Mitigating a company credit card's influence on your credit
To reduce the influence of a company credit card on your credit, there are three actions you can take:
- Choose a corporate card: With a corporate card, you won’t have to worry about personal liability, reimbursement, or about changes to personal credit scores. However, for small businesses and startups, this is often not an option.
- Make payments on time or early. And never over your credit limit.
- If you can, try to keep your credit utilization ratio below 30%. The best credit scores keep this ratio below 10%, but that might not be realistic for new businesses.
Ultimately, for individuals, using a corporate credit card is a much smarter financial decision than relying on a personal card and company reimbursements.
Corporate credit card vs. charge card: Which affects credit more?
If one is considering getting a corporate charge card or credit card, your employees should not see any changes to their personal credit rating. You, the primary account owner, is the one who would most likely be impacted by getting a corporate charge card or a corporate credit card. But be sure to check the specifics of the card you’re applying for.
While charge cards can still influence your credit score as a business owner, they tend to have less of an impact on credit than credit cards. This is because:
- Charge cards do not factor credit utilization ratios. Meaning that their impact on credit tends to be less acute than credit cards.
- Charge cards must be paid off at the end of every month. This prevents unpaid credit card debt from being reported to major credit bureaus.
The only case in which a corporate charge card would affect your personal score is if the business made a billing mistake and added it in your name. If you see that a corporate charge card appears in a personal credit check, take steps to speak with the person in your company issuing charge cards to remove your name from the card.
Does using a personal credit card for business affect credit?
As an employee, using a personal credit card for business expenses can influence your credit score. Many companies will request receipts at the end of the month and reimburse you for purchases, but the wait time on this can be long.

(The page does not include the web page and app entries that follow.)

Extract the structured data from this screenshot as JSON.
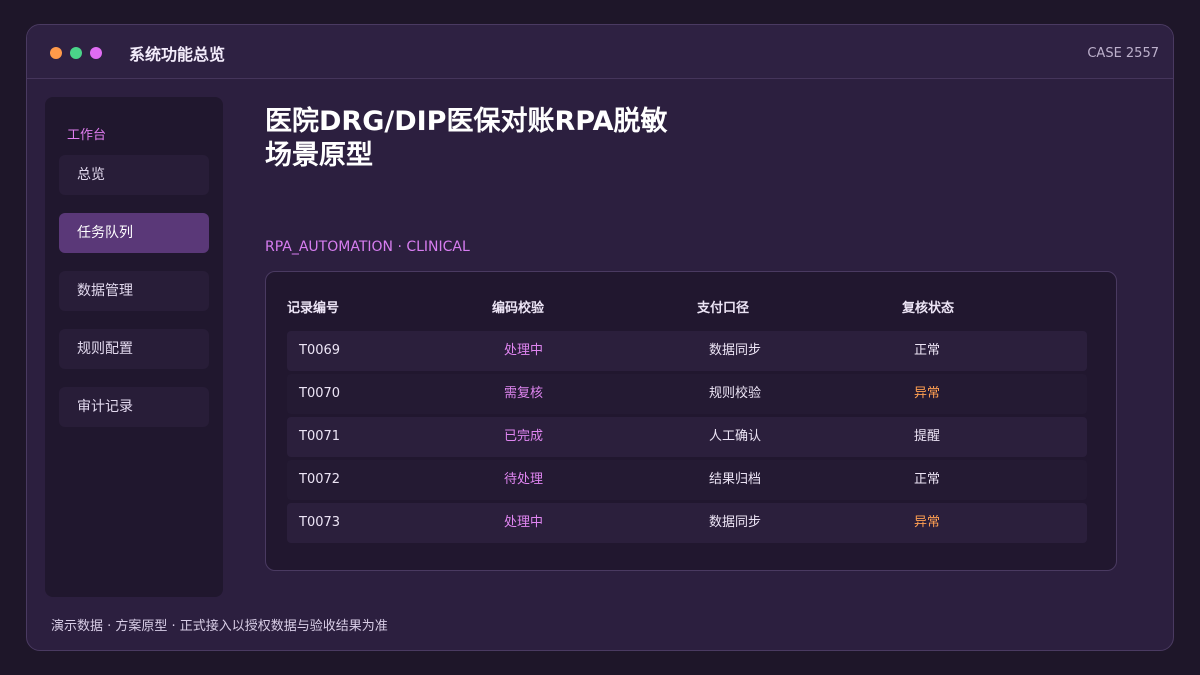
{
  "window": {
    "title": "系统功能总览",
    "case_label": "CASE 2557"
  },
  "sidebar": {
    "heading": "工作台",
    "items": [
      {
        "label": "总览",
        "active": false
      },
      {
        "label": "任务队列",
        "active": true
      },
      {
        "label": "数据管理",
        "active": false
      },
      {
        "label": "规则配置",
        "active": false
      },
      {
        "label": "审计记录",
        "active": false
      }
    ]
  },
  "main": {
    "title": "医院DRG/DIP医保对账RPA脱敏场景原型",
    "subtitle": "RPA_AUTOMATION · CLINICAL"
  },
  "table": {
    "headers": [
      "记录编号",
      "编码校验",
      "支付口径",
      "复核状态"
    ],
    "rows": [
      {
        "id": "T0069",
        "code_check": "处理中",
        "payment": "数据同步",
        "review": "正常",
        "review_status": "normal"
      },
      {
        "id": "T0070",
        "code_check": "需复核",
        "payment": "规则校验",
        "review": "异常",
        "review_status": "warn"
      },
      {
        "id": "T0071",
        "code_check": "已完成",
        "payment": "人工确认",
        "review": "提醒",
        "review_status": "normal"
      },
      {
        "id": "T0072",
        "code_check": "待处理",
        "payment": "结果归档",
        "review": "正常",
        "review_status": "normal"
      },
      {
        "id": "T0073",
        "code_check": "处理中",
        "payment": "数据同步",
        "review": "异常",
        "review_status": "warn"
      }
    ]
  },
  "footer": {
    "text": "演示数据 · 方案原型 · 正式接入以授权数据与验收结果为准"
  },
  "colors": {
    "accent": "#df85f0",
    "warning": "#ff9f52",
    "active_nav": "#5a3878"
  }
}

Credit bureaus will see extra charges and see a higher credit utilization rate, negatively impacting your score. Avoiding instances like this is a major benefit of business credit cards. And a reason businesses may want to consider transitioning to company cards.
How do you know if a company credit card is affecting your credit?
Typically, there are two ways of knowing whether a small business credit card is affecting your credit. Those are:
- Whether a credit inquiry was made when opening the card
- Whether your name is on the card
If neither applies, a company credit card likely won’t alter your credit score. However, the only way to be sure is to review your credit report to see if the card in question is included, as well as to check the exact details of that card and how it handles reporting.
Finding a card that works for your business
The size of your business tends to be one of the largest determining factors when it comes to which kind of card you can select for your business. And the effect it will have on your credit scores. The best business charge cards for startups minimize impact to your personal credit and do much more. Some providers even offer separate business travel credit cards for teams on the road.
With a corporate charge card from Ramp, you can ensure you have a card that doesn’t affect your credit score when you apply. Unlike a traditional business credit card, a charge card like Ramp requires you to pay the balance in full each month—but it also comes with some significant benefits.
What’s more, with Ramp’s advanced spend controls, you can automate away many of the situations that would negatively affect both personal and business credit scores. Enact spending limits, automate expense reports, and gain a firm grasp on your company’s financials. Plus, when used responsibly, you could help improve your your personal credit score while you’re at it.